Introduction to Basic I-TRIZ
 I-TRIZ Foundations
 Levels of Invention
 Inventive Problem
   Psychological Inertia
   Contradictions
 Patterns of Invention
   Analogical Thinking
   Directions
 Patterns of Evolution
 Ideality
   Ideal System
   Ideal Vision
   Functional Modeling
   Local Ideality
 Resources
   Derived Resources
   Insufficient Resources
 Problem Solving
 Brainstorming
 Ideation Process

Psychological Inertia

Until now, inventive problem solving was addressed by the field of psychology, where the links between the brain and innovation are studied. Methods such as brainstorming and trial-and-error are commonly used.

 

Let P represent a problem. A solution, S, lies somewhere in the solution space, but we do not know where. To find the solution we must first identify the direction that leads to it. We make an attempt in one direction (concept 1 and its variants) and fail. We make another attempt, and another, then another -- with the same result. If the solution happens to reside within our field of expertise or experience, the number of trials required will be relatively fewer. But if this is not the case, our search is likely to be difficult. For example, if a mechanical problem has a chemical solution, much time can be wasted exploring the direction of mechanics. This phenomenon, where familiar directions are pursued and alternative technologies go unexplored, is called psychological inertia.
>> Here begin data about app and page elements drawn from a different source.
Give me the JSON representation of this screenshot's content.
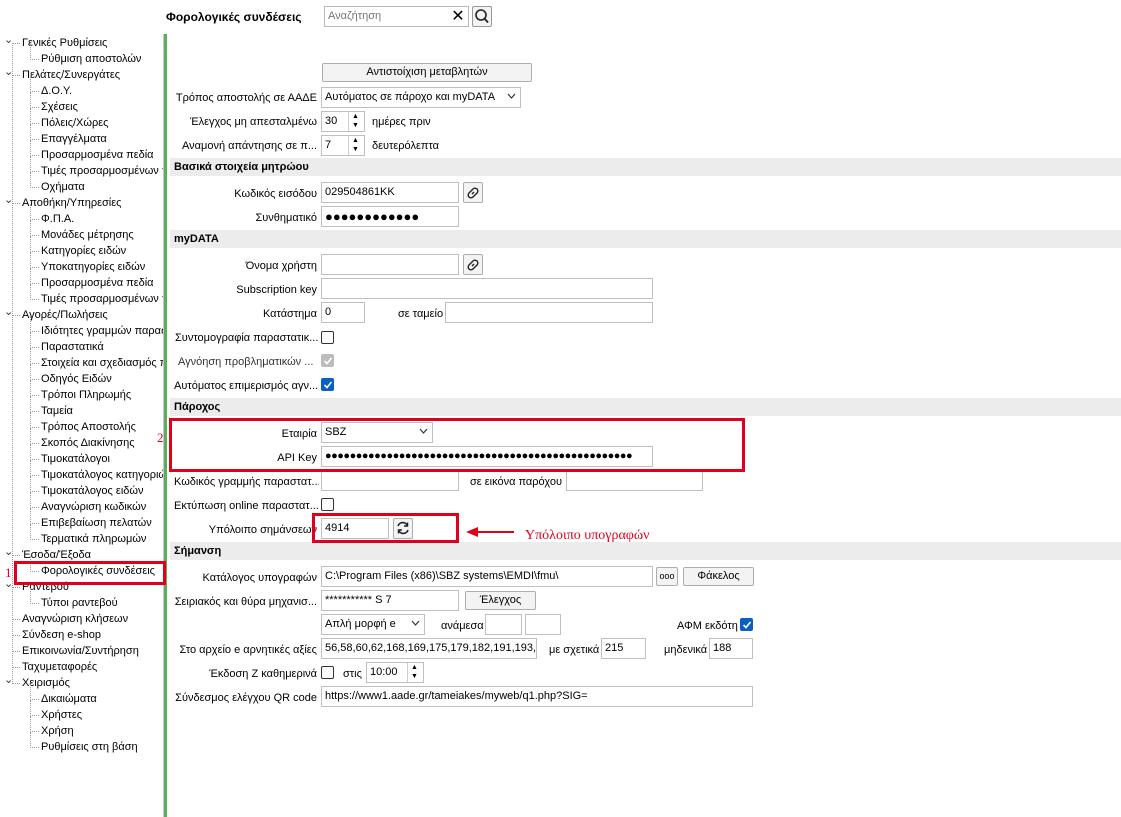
{
  "header": {
    "title": "Φορολογικές συνδέσεις",
    "search_placeholder": "Αναζήτηση"
  },
  "sidebar": {
    "items": [
      {
        "label": "Γενικές Ρυθμίσεις",
        "level": 0,
        "expanded": true
      },
      {
        "label": "Ρύθμιση αποστολών",
        "level": 1
      },
      {
        "label": "Πελάτες/Συνεργάτες",
        "level": 0,
        "expanded": true
      },
      {
        "label": "Δ.Ο.Υ.",
        "level": 1
      },
      {
        "label": "Σχέσεις",
        "level": 1
      },
      {
        "label": "Πόλεις/Χώρες",
        "level": 1
      },
      {
        "label": "Επαγγέλματα",
        "level": 1
      },
      {
        "label": "Προσαρμοσμένα πεδία",
        "level": 1
      },
      {
        "label": "Τιμές προσαρμοσμένων π",
        "level": 1
      },
      {
        "label": "Οχήματα",
        "level": 1
      },
      {
        "label": "Αποθήκη/Υπηρεσίες",
        "level": 0,
        "expanded": true
      },
      {
        "label": "Φ.Π.Α.",
        "level": 1
      },
      {
        "label": "Μονάδες μέτρησης",
        "level": 1
      },
      {
        "label": "Κατηγορίες ειδών",
        "level": 1
      },
      {
        "label": "Υποκατηγορίες ειδών",
        "level": 1
      },
      {
        "label": "Προσαρμοσμένα πεδία",
        "level": 1
      },
      {
        "label": "Τιμές προσαρμοσμένων π",
        "level": 1
      },
      {
        "label": "Αγορές/Πωλήσεις",
        "level": 0,
        "expanded": true
      },
      {
        "label": "Ιδιότητες γραμμών παρασ",
        "level": 1
      },
      {
        "label": "Παραστατικά",
        "level": 1
      },
      {
        "label": "Στοιχεία και σχεδιασμός π",
        "level": 1
      },
      {
        "label": "Οδηγός Ειδών",
        "level": 1
      },
      {
        "label": "Τρόποι Πληρωμής",
        "level": 1
      },
      {
        "label": "Ταμεία",
        "level": 1
      },
      {
        "label": "Τρόπος Αποστολής",
        "level": 1
      },
      {
        "label": "Σκοπός Διακίνησης",
        "level": 1
      },
      {
        "label": "Τιμοκατάλογοι",
        "level": 1
      },
      {
        "label": "Τιμοκατάλογος κατηγοριώ",
        "level": 1
      },
      {
        "label": "Τιμοκατάλογος ειδών",
        "level": 1
      },
      {
        "label": "Αναγνώριση κωδικών",
        "level": 1
      },
      {
        "label": "Επιβεβαίωση πελατών",
        "level": 1
      },
      {
        "label": "Τερματικά πληρωμών",
        "level": 1
      },
      {
        "label": "Έσοδα/Έξοδα",
        "level": 0,
        "expanded": true
      },
      {
        "label": "Φορολογικές συνδέσεις",
        "level": 1,
        "selected": true
      },
      {
        "label": "Ραντεβού",
        "level": 0,
        "expanded": true
      },
      {
        "label": "Τύποι ραντεβού",
        "level": 1
      },
      {
        "label": "Αναγνώριση κλήσεων",
        "level": 0
      },
      {
        "label": "Σύνδεση e-shop",
        "level": 0
      },
      {
        "label": "Επικοινωνία/Συντήρηση",
        "level": 0
      },
      {
        "label": "Ταχυμεταφορές",
        "level": 0
      },
      {
        "label": "Χειρισμός",
        "level": 0,
        "expanded": true
      },
      {
        "label": "Δικαιώματα",
        "level": 1
      },
      {
        "label": "Χρήστες",
        "level": 1
      },
      {
        "label": "Χρήση",
        "level": 1
      },
      {
        "label": "Ρυθμίσεις στη βάση",
        "level": 1
      }
    ]
  },
  "general": {
    "map_button": "Αντιστοίχιση μεταβλητών",
    "send_mode_label": "Τρόπος αποστολής σε ΑΑΔΕ",
    "send_mode_value": "Αυτόματος σε πάροχο και myDATA",
    "check_unsent_label": "Έλεγχος μη απεσταλμένω",
    "check_unsent_value": "30",
    "check_unsent_unit": "ημέρες πριν",
    "wait_label": "Αναμονή απάντησης σε π...",
    "wait_value": "7",
    "wait_unit": "δευτερόλεπτα"
  },
  "registry": {
    "header": "Βασικά στοιχεία μητρώου",
    "code_label": "Κωδικός εισόδου",
    "code_value": "029504861KK",
    "password_label": "Συνθηματικό",
    "password_value": "●●●●●●●●●●●●"
  },
  "mydata": {
    "header": "myDATA",
    "username_label": "Όνομα χρήστη",
    "username_value": "",
    "subkey_label": "Subscription key",
    "subkey_value": "",
    "store_label": "Κατάστημα",
    "store_value": "0",
    "register_label": "σε ταμείο",
    "register_value": "",
    "abbrev_label": "Συντομογραφία παραστατικ...",
    "ignore_label": "Αγνόηση προβληματικών ...",
    "auto_label": "Αυτόματος επιμερισμός αγν..."
  },
  "provider": {
    "header": "Πάροχος",
    "company_label": "Εταιρία",
    "company_value": "SBZ",
    "apikey_label": "API Key",
    "apikey_value": "●●●●●●●●●●●●●●●●●●●●●●●●●●●●●●●●●●●●●●●●●●●●●●●●●●",
    "line_code_label": "Κωδικός γραμμής παραστατ...",
    "line_code_value": "",
    "provider_image_label": "σε εικόνα παρόχου",
    "provider_image_value": "",
    "print_online_label": "Εκτύπωση online παραστατ...",
    "balance_label": "Υπόλοιπο σημάνσεων",
    "balance_value": "4914"
  },
  "signing": {
    "header": "Σήμανση",
    "dir_label": "Κατάλογος υπογραφών",
    "dir_value": "C:\\Program Files (x86)\\SBZ systems\\EMDI\\fmu\\",
    "dir_browse": "ooo",
    "folder_button": "Φάκελος",
    "serial_label": "Σειριακός και θύρα μηχανισ...",
    "serial_value": "*********** S 7",
    "check_button": "Έλεγχος",
    "format_value": "Απλή μορφή e",
    "between_label": "ανάμεσα",
    "between_a": "",
    "between_b": "",
    "afm_label": "ΑΦΜ εκδότη",
    "negative_label": "Στο αρχείο e αρνητικές αξίες",
    "negative_value": "56,58,60,62,168,169,175,179,182,191,193,1",
    "relative_label": "με σχετικά",
    "relative_value": "215",
    "zero_label": "μηδενικά",
    "zero_value": "188",
    "z_label": "Έκδοση Ζ καθημερινά",
    "z_at_label": "στις",
    "z_time": "10:00",
    "qr_label": "Σύνδεσμος ελέγχου QR code",
    "qr_value": "https://www1.aade.gr/tameiakes/myweb/q1.php?SIG="
  },
  "annotations": {
    "marker_1": "1",
    "marker_2": "2",
    "arrow_note": "Υπόλοιπο υπογραφών",
    "color": "#e0001b"
  },
  "colors": {
    "accent": "#0a5fc6",
    "section_bg": "#ececec",
    "sidebar_accent": "#5ab05a"
  }
}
Psychological inertia can be a very time-consuming and destructive issue in the inventive process.

 

The table below explains why inventive problems are especially difficult to solve.

 

Levels

Degree of inventiveness
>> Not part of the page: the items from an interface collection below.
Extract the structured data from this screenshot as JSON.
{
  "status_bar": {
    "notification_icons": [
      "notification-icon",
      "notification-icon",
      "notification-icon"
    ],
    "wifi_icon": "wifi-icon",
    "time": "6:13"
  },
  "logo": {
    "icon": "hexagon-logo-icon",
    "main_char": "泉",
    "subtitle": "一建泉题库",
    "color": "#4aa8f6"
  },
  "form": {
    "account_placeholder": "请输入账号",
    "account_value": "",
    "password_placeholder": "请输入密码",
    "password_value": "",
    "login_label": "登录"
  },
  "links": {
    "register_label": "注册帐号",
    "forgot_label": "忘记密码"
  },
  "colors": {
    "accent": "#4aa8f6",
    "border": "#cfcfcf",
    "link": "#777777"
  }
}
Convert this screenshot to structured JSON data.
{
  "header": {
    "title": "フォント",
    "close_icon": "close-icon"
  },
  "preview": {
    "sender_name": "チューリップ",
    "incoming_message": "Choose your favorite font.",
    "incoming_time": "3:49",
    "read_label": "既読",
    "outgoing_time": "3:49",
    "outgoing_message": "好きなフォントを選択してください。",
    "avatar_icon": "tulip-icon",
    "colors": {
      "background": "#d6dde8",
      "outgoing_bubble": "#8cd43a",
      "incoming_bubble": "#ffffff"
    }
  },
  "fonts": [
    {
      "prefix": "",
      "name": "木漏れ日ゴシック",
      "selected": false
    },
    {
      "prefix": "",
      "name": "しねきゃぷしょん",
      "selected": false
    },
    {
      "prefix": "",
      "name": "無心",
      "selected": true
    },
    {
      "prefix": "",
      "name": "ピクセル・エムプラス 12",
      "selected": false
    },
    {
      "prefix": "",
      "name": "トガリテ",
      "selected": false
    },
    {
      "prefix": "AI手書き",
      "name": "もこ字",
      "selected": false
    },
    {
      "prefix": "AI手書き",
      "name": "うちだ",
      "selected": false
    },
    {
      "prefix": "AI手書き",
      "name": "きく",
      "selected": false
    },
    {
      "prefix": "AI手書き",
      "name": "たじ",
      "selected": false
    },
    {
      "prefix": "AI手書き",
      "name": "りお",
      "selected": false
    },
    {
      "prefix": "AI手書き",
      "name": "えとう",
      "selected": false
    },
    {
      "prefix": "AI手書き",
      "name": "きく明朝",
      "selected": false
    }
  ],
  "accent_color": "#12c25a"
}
% of solutions

Source of knowledge

Approximate # of trials

1

Apparent solution

68.3%

Personal knowledge

10

2

Minor improvement

27.1%
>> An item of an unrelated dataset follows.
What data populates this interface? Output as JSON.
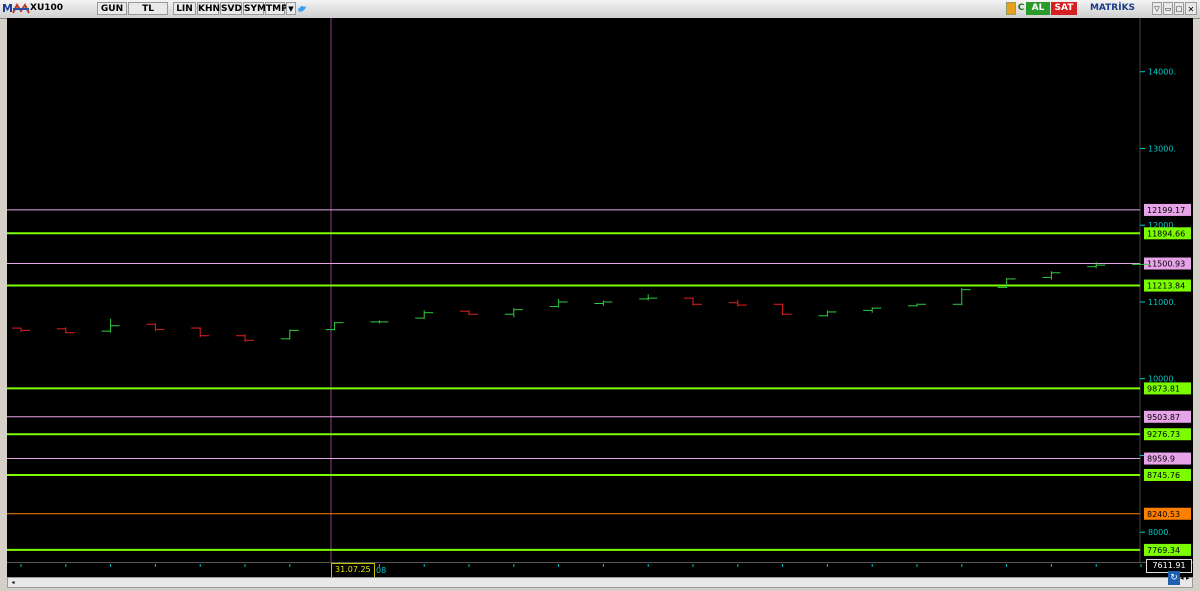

Knowledge within the company

100

3

Major improvement

4.3%

Knowledge within the industry

1000

4

New paradigm

0.24%

Knowledge outside the industry

100,000

5

Discovery

0.06%

All that is knowable

1,000,000